[To do]
I need the number of lines in the following entries that hold the word "Sende", and no other text.

[Task material]

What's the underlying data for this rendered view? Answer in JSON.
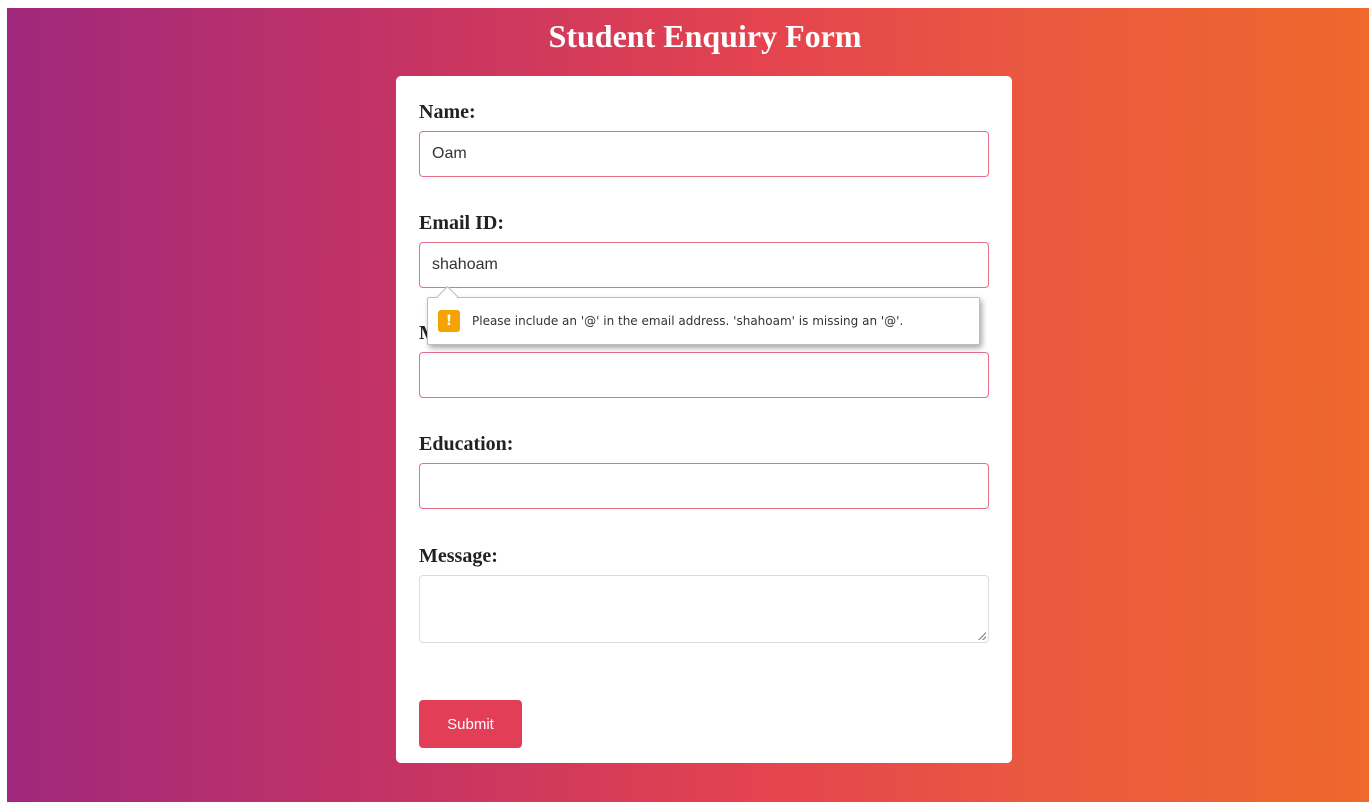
{
  "page": {
    "title": "Student Enquiry Form"
  },
  "form": {
    "name": {
      "label": "Name:",
      "value": "Oam"
    },
    "email": {
      "label": "Email ID:",
      "value": "shahoam"
    },
    "mobile": {
      "label": "M",
      "value": ""
    },
    "education": {
      "label": "Education:",
      "value": ""
    },
    "message": {
      "label": "Message:",
      "value": ""
    },
    "submit_label": "Submit"
  },
  "validation_tooltip": {
    "icon": "warning-icon",
    "icon_glyph": "!",
    "text": "Please include an '@' in the email address. 'shahoam' is missing an '@'."
  },
  "colors": {
    "gradient_start": "#a0287c",
    "gradient_end": "#ef682c",
    "submit_button": "#e23e57",
    "input_border": "#e66f8a",
    "warning": "#f5a300"
  }
}
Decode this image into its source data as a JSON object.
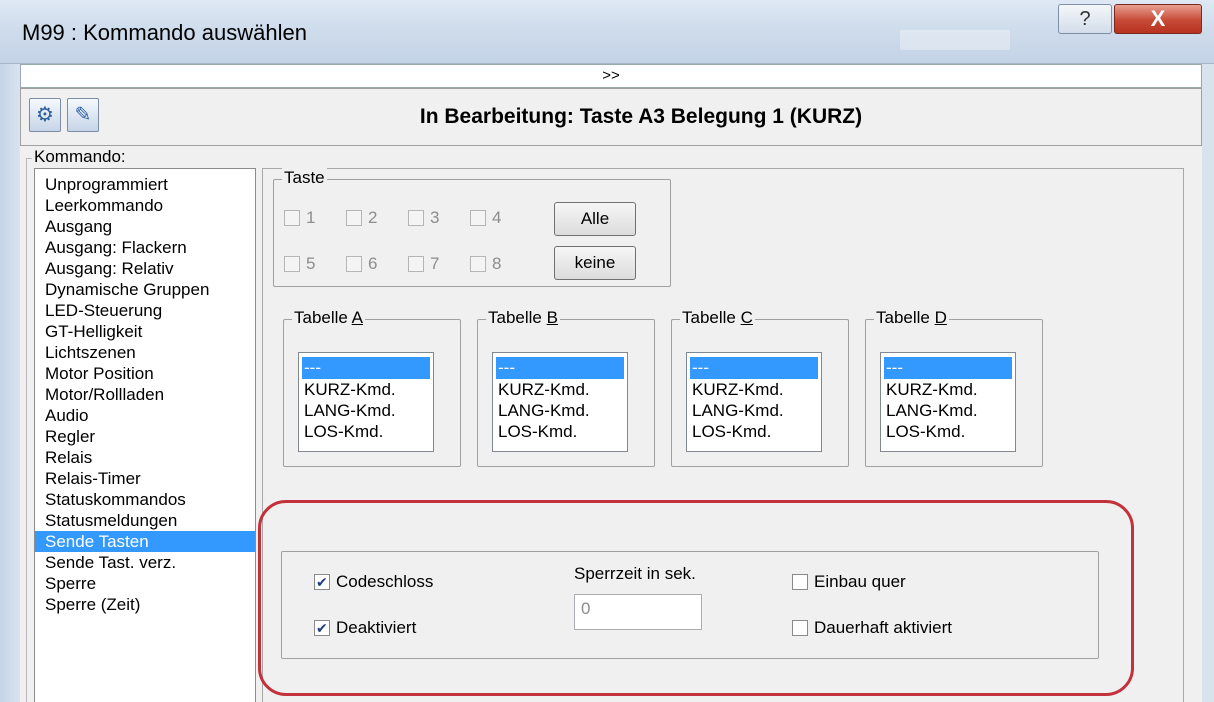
{
  "window": {
    "title": "M99 : Kommando auswählen",
    "help_label": "?",
    "close_label": "X"
  },
  "expander_label": ">>",
  "header": {
    "title": "In Bearbeitung: Taste A3 Belegung 1 (KURZ)",
    "icon1": "program-icon",
    "icon2": "edit-icon"
  },
  "kommando": {
    "legend": "Kommando:",
    "items": [
      "Unprogrammiert",
      "Leerkommando",
      "Ausgang",
      "Ausgang: Flackern",
      "Ausgang: Relativ",
      "Dynamische Gruppen",
      "LED-Steuerung",
      "GT-Helligkeit",
      "Lichtszenen",
      "Motor Position",
      "Motor/Rollladen",
      "Audio",
      "Regler",
      "Relais",
      "Relais-Timer",
      "Statuskommandos",
      "Statusmeldungen",
      "Sende Tasten",
      "Sende Tast. verz.",
      "Sperre",
      "Sperre (Zeit)"
    ],
    "selected": "Sende Tasten"
  },
  "taste": {
    "legend": "Taste",
    "keys": [
      "1",
      "2",
      "3",
      "4",
      "5",
      "6",
      "7",
      "8"
    ],
    "alle_label": "Alle",
    "keine_label": "keine"
  },
  "tables": [
    {
      "prefix": "Tabelle ",
      "letter": "A",
      "items": [
        "---",
        "KURZ-Kmd.",
        "LANG-Kmd.",
        "LOS-Kmd."
      ]
    },
    {
      "prefix": "Tabelle ",
      "letter": "B",
      "items": [
        "---",
        "KURZ-Kmd.",
        "LANG-Kmd.",
        "LOS-Kmd."
      ]
    },
    {
      "prefix": "Tabelle ",
      "letter": "C",
      "items": [
        "---",
        "KURZ-Kmd.",
        "LANG-Kmd.",
        "LOS-Kmd."
      ]
    },
    {
      "prefix": "Tabelle ",
      "letter": "D",
      "items": [
        "---",
        "KURZ-Kmd.",
        "LANG-Kmd.",
        "LOS-Kmd."
      ]
    }
  ],
  "options": {
    "codeschloss_label": "Codeschloss",
    "codeschloss_checked": true,
    "deaktiviert_label": "Deaktiviert",
    "deaktiviert_checked": true,
    "sperrzeit_label": "Sperrzeit in sek.",
    "sperrzeit_value": "0",
    "einbau_label": "Einbau quer",
    "einbau_checked": false,
    "dauerhaft_label": "Dauerhaft aktiviert",
    "dauerhaft_checked": false,
    "highlight_color": "#c3313a"
  },
  "colors": {
    "selection": "#3399ff",
    "titlebar": "#cfdceb"
  }
}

[Problem solution]
3